She is one of the most important figures in Church history – one of only four female doctors out of the 36 doctors of the Church. Yet St. Catherine of Siena, a 14th Century mystic, was only 24 when she began her public mission, which lasted just eight years. Despite living at a time when most women were regarded as little more than chattel, she managed to accomplish things that seemed impossible for anyone, much less a female.
This spiritual dynamo also happens to be the subject of new EWTN docu-drama “St. Catherine of Siena” by Writer/Producer/Director Elisabetta Valgiusti, who is well-known to EWTN audiences for her courageous documentaries on religious persecution around the world. (Airs 10 p.m. ET, Sunday, April 24; 5 a.m. ET, Thursday, April 28; 10 a.m. ET, Friday, April 29; and 1 a.m. ET, Saturday, April 30.)
“How alive she was!” says Valgiusti. “She could do things that look impossible for a woman at that time – and also this time! She was not even a nun; she was a lay person – and young! She reminds me of Mother Angelica. She had the skill, the capacity to dare to keep going, to face obstacles and form some kind of strategy. There were a lot of failures, a lot of problems, but she kept going.”
Catherine spent her childhood and youth in Siena doing works of mercy. But the Lord eventually revealed to her that He would be sending her to speak to Kings and Popes in His name. Catherine’s extensive travels included France, where she went to convince the Pope to return to Rome, and many other places. “I tried to keep that in my program because I think it shows much she was guided by the Holy Spirit,” Valgiusti said. “It was a mission to save souls. Even when she was speaking to [political figures at high levels], she had in mind the salvation of souls and service to the Lord and to the Church.”
Valgiusti used two actresses to portray Catherine – one portrays Catherine as a young girl who spent much time in prayer, and another portrays Catherine as a young woman whose active life, powered by the Holy Spirit, made such a difference in the world.
Fr. Thomas McDermott, O.P., who wrote the book, “St. Catherine of Siena: Spiritual Development in Her Life and Teaching,” served as the theological consultant to the docu-drama. “Father McDermott makes the importance of St. Catherine’s teachings clear,” Valgiusti says.
In addition, Valgiusti scored an interview with the Metropolitan Archbishop of Siena, H. E. Msgr.

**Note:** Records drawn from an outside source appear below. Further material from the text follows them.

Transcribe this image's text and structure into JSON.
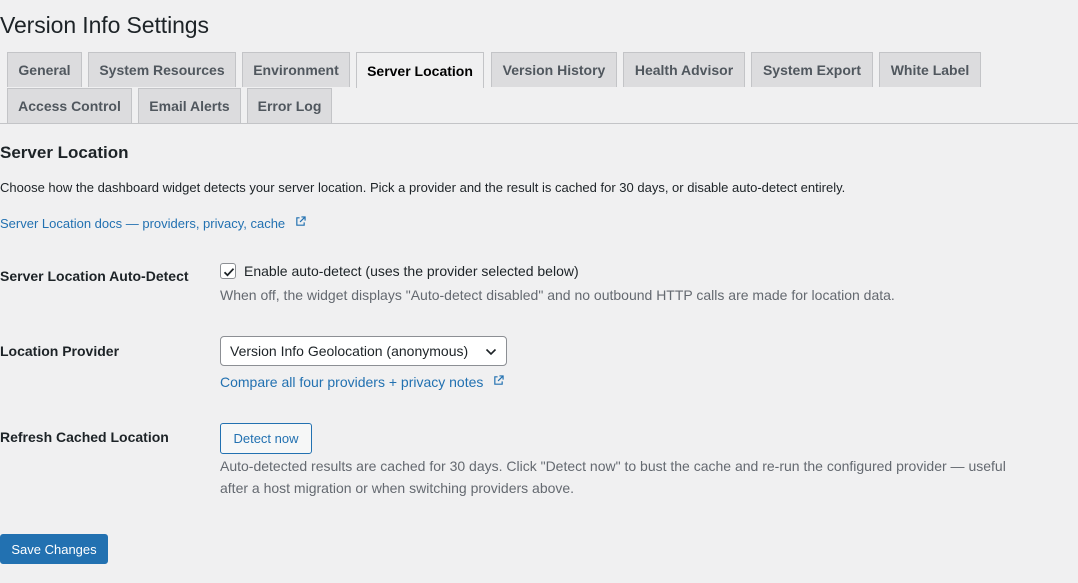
{
  "page": {
    "title": "Version Info Settings"
  },
  "tabs": [
    {
      "label": "General"
    },
    {
      "label": "System Resources"
    },
    {
      "label": "Environment"
    },
    {
      "label": "Server Location",
      "active": true
    },
    {
      "label": "Version History"
    },
    {
      "label": "Health Advisor"
    },
    {
      "label": "System Export"
    },
    {
      "label": "White Label"
    },
    {
      "label": "Access Control"
    },
    {
      "label": "Email Alerts"
    },
    {
      "label": "Error Log"
    }
  ],
  "section": {
    "title": "Server Location",
    "intro": "Choose how the dashboard widget detects your server location. Pick a provider and the result is cached for 30 days, or disable auto-detect entirely.",
    "docs_link": "Server Location docs — providers, privacy, cache"
  },
  "auto_detect": {
    "label": "Server Location Auto-Detect",
    "checkbox_label": "Enable auto-detect (uses the provider selected below)",
    "checked": true,
    "description": "When off, the widget displays \"Auto-detect disabled\" and no outbound HTTP calls are made for location data."
  },
  "provider": {
    "label": "Location Provider",
    "selected": "Version Info Geolocation (anonymous)",
    "compare_link": "Compare all four providers + privacy notes"
  },
  "refresh": {
    "label": "Refresh Cached Location",
    "button": "Detect now",
    "description_line1": "Auto-detected results are cached for 30 days. Click \"Detect now\" to bust the cache and re-run the configured provider — useful",
    "description_line2": "after a host migration or when switching providers above."
  },
  "actions": {
    "save": "Save Changes"
  },
  "colors": {
    "accent": "#2271b1",
    "background": "#f0f0f1",
    "tab_inactive": "#dcdcde",
    "border": "#c3c4c7"
  }
}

Antonio Buoncristiani. The Archbishop provides an important perspective on the spirituality of the Sienese saint and her role in the history and culture of the city, and explains that, even today, the city of Siena is committed to keeping the life and works of this important doctor of the Church alive.
In fact, that’s a theme of many of St. Catherine’s many supporters. As Valgiusti traveled to Siena, Genoa, Florence, Rome, Varazze, and to the famous Lecceto Monastery during filming, she was struck by just how much St. Catherine’s witness resonates with people around the world today.

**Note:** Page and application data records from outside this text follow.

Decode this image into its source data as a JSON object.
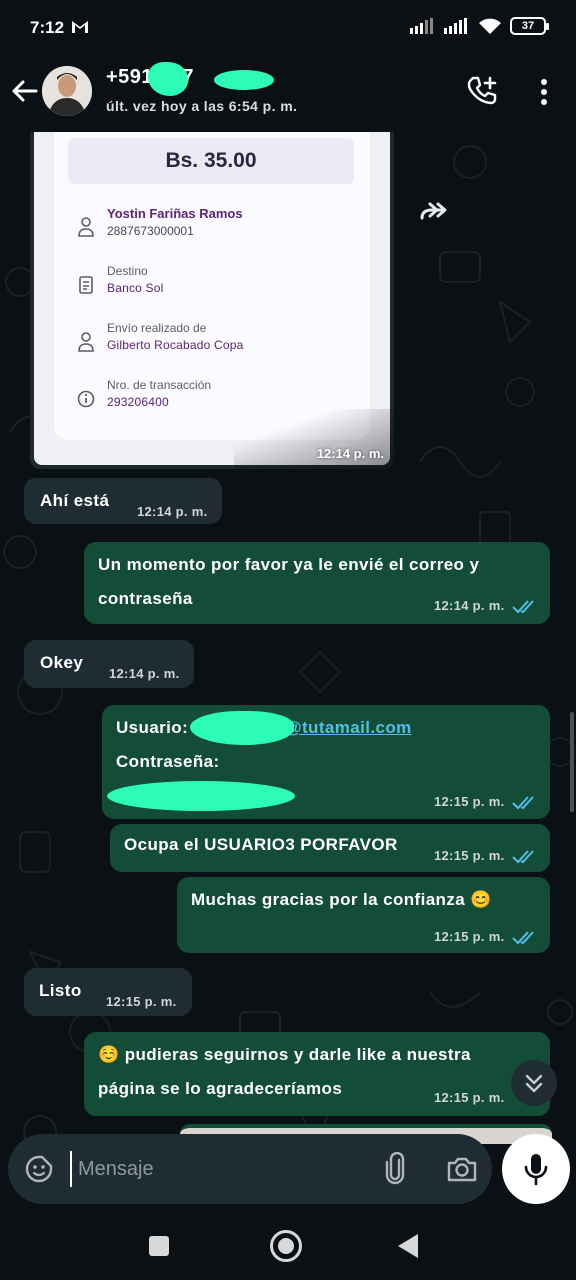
{
  "status_bar": {
    "time": "7:12",
    "battery": "37"
  },
  "header": {
    "contact_name": "+591 767",
    "last_seen": "últ. vez hoy a las 6:54 p. m."
  },
  "receipt": {
    "amount": "Bs. 35.00",
    "recipient_name": "Yostin Fariñas Ramos",
    "recipient_account": "2887673000001",
    "destination_label": "Destino",
    "destination_value": "Banco Sol",
    "sender_label": "Envío realizado de",
    "sender_value": "Gilberto Rocabado Copa",
    "transaction_label": "Nro. de transacción",
    "transaction_value": "293206400",
    "time": "12:14 p. m."
  },
  "messages": [
    {
      "direction": "in",
      "text": "Ahí está",
      "time": "12:14 p. m."
    },
    {
      "direction": "out",
      "line1": "Un momento por favor ya le envié el correo y",
      "line2": "contraseña",
      "time": "12:14 p. m."
    },
    {
      "direction": "in",
      "text": "Okey",
      "time": "12:14 p. m."
    },
    {
      "direction": "out",
      "user_label": "Usuario:",
      "email_domain": "@tutamail.com",
      "password_label": "Contraseña:",
      "time": "12:15 p. m."
    },
    {
      "direction": "out",
      "text": "Ocupa el USUARIO3 PORFAVOR",
      "time": "12:15 p. m."
    },
    {
      "direction": "out",
      "text": "Muchas gracias por la confianza 😊",
      "time": "12:15 p. m."
    },
    {
      "direction": "in",
      "text": "Listo",
      "time": "12:15 p. m."
    },
    {
      "direction": "out",
      "line1": "☺️ pudieras seguirnos y darle like a nuestra",
      "line2": "página se lo agradeceríamos",
      "time": "12:15 p. m."
    }
  ],
  "composer": {
    "placeholder": "Mensaje"
  },
  "colors": {
    "incoming": "#1f2c33",
    "outgoing": "#134d37",
    "read_ticks": "#53bdeb",
    "background": "#0b1014"
  },
  "icons": [
    "back-arrow-icon",
    "add-call-icon",
    "more-vert-icon",
    "forward-icon",
    "sticker-icon",
    "attach-icon",
    "camera-icon",
    "mic-icon",
    "chevron-down-double-icon"
  ]
}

She found that St. Catherine’s spirit lives on in an order dedicated to her in Mosul, Iraq, which is now under occupation by the Islamic State. During the filming, Valgiusti interviewed a religious sister who formerly resided in one of the 19 convents in the now occupied territory. “I made one of the sisters’ witness to what happened to them,” she said.
She also discovered a wonderful chorus of 20 nuns from the Lecceto Monastery in Tuscany, which St. Catherine used to visit, and which today is home to an order of Augustinian nuns. Viewers will hear some of their beautiful singing in the film. Valgiusti was especially thrilled to be able to include magnificent pieces of sacred music composed by Rev. Father Valentino Miserachs, Maestro of the Liberiana Chappel of St. Maria Maggiore Basilica in Rome in the docu-drama.

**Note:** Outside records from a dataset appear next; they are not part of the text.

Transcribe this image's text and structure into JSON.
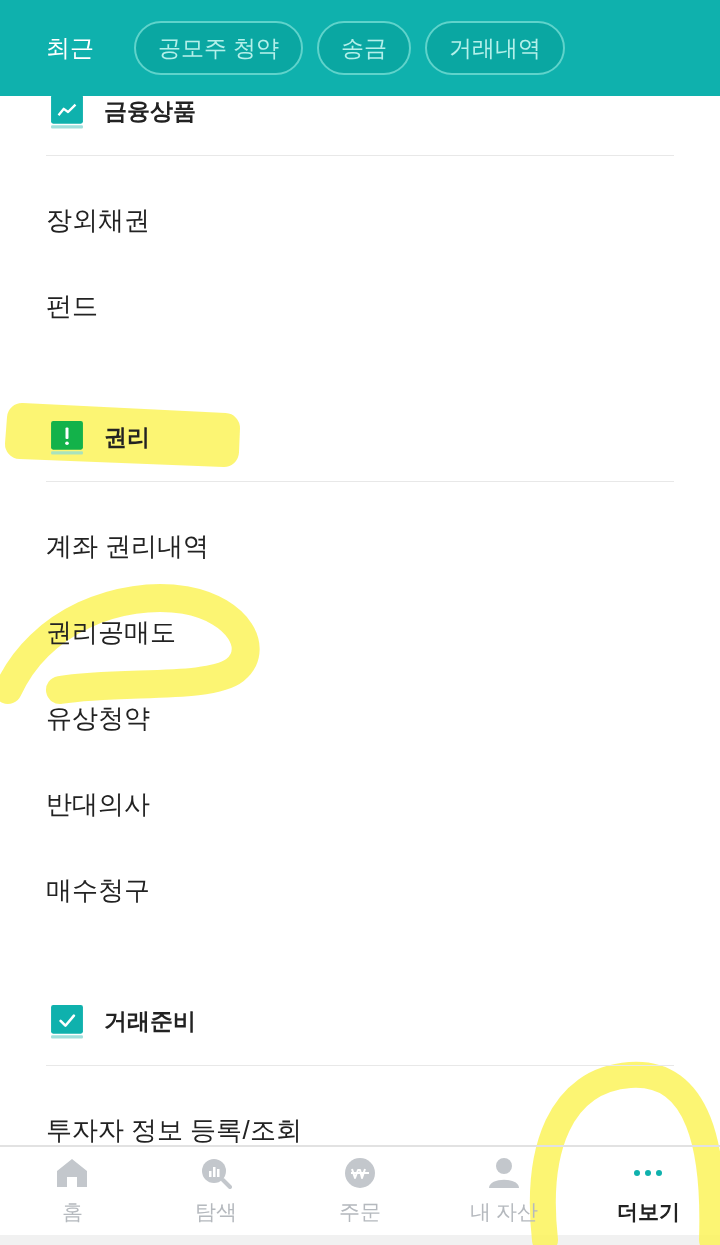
{
  "header": {
    "recent": "최근",
    "chips": [
      "공모주 청약",
      "송금",
      "거래내역"
    ]
  },
  "sections": [
    {
      "title": "금융상품",
      "kind": "chart",
      "items": [
        "장외채권",
        "펀드"
      ]
    },
    {
      "title": "권리",
      "kind": "alert",
      "items": [
        "계좌 권리내역",
        "권리공매도",
        "유상청약",
        "반대의사",
        "매수청구"
      ]
    },
    {
      "title": "거래준비",
      "kind": "check",
      "items": [
        "투자자 정보 등록/조회"
      ]
    }
  ],
  "nav": [
    {
      "label": "홈",
      "kind": "home",
      "selected": false
    },
    {
      "label": "탐색",
      "kind": "search",
      "selected": false
    },
    {
      "label": "주문",
      "kind": "won",
      "selected": false
    },
    {
      "label": "내 자산",
      "kind": "person",
      "selected": false
    },
    {
      "label": "더보기",
      "kind": "more",
      "selected": true
    }
  ]
}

Finally, Valgiusti discovered that St. Catherine’s spirit lives on in the City of Varazze, which was freed from the Black Plague, also known as the Black Death and the Bubonic Plague, thanks to St. Catherine’s intercession. Valgiusti found that even today the citizens of Varazze host an annual parade, complete with costumes, in which St. Catherine’s life and the miracles associated with her are recounted.
“In my docu-drama, I try to give a sense of a devotion that is alive,” Valgiusti says.
St. Catherine’s witness extends to the filmmaker herself. Even though Valgiusti is known for her intrepid adventures to the Middle East and Africa, where Christians today suffer so much, she says she marvels at the things St. Catherine was able to do and the places she was able to go. In completing this film, and in planning her future itinerary, Valgiusti says simply: “St. Catherine always gives me some courage.”
So what does Valgiusti hope viewers take away from this film?
“I’d like for them to be inspired to know more about St. Catherine,” she said. “She left her masterpiece “The Dialogue,” 26 prayers, and 381 letters. Many letters have been translated. There are books like Father McDermott’s. He also has a beautiful website about St. Catherine, http://www.drawnbylove.com.
“St. Catherine faced some of the same problems we do: the political situation, the situation in the church, the poverty, the salvation of souls,” Valgiusti continued. “If you follow her, you can grow and also be helped in your personal spiritual way of believing.”